Problem requirements: Collect each line of the records containing the string "text".

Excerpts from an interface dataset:
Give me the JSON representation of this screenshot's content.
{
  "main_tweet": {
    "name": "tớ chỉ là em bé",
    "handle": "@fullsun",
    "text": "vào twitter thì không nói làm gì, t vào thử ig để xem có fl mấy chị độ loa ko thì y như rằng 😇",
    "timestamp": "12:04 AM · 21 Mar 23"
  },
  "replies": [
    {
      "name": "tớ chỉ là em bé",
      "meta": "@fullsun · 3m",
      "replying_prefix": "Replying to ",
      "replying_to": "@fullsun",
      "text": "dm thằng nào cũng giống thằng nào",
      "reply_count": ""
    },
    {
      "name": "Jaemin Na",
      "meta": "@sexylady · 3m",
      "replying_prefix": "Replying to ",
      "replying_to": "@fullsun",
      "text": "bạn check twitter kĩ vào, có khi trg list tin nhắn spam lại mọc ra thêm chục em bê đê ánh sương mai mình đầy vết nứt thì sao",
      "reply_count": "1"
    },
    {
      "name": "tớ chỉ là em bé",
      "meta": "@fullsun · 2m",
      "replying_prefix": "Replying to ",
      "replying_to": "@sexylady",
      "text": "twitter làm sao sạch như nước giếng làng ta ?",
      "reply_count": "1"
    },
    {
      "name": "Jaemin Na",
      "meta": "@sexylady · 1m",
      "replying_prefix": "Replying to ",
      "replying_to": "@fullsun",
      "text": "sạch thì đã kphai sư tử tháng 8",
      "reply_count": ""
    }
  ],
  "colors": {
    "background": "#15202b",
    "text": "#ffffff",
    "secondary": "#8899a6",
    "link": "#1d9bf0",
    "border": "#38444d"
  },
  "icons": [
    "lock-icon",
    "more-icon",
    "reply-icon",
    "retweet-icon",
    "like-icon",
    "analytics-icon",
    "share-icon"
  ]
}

Answer:
    "text": "vào twitter thì không nói làm gì, t vào thử ig để xem có fl mấy chị độ loa ko thì y như rằng 😇",
      "text": "dm thằng nào cũng giống thằng nào",
      "text": "bạn check twitter kĩ vào, có khi trg list tin nhắn spam lại mọc ra thêm chục em bê đê ánh sương mai mình đầy vết nứt thì sao",
      "text": "twitter làm sao sạch như nước giếng làng ta ?",
      "text": "sạch thì đã kphai sư tử tháng 8",
    "text": "#ffffff",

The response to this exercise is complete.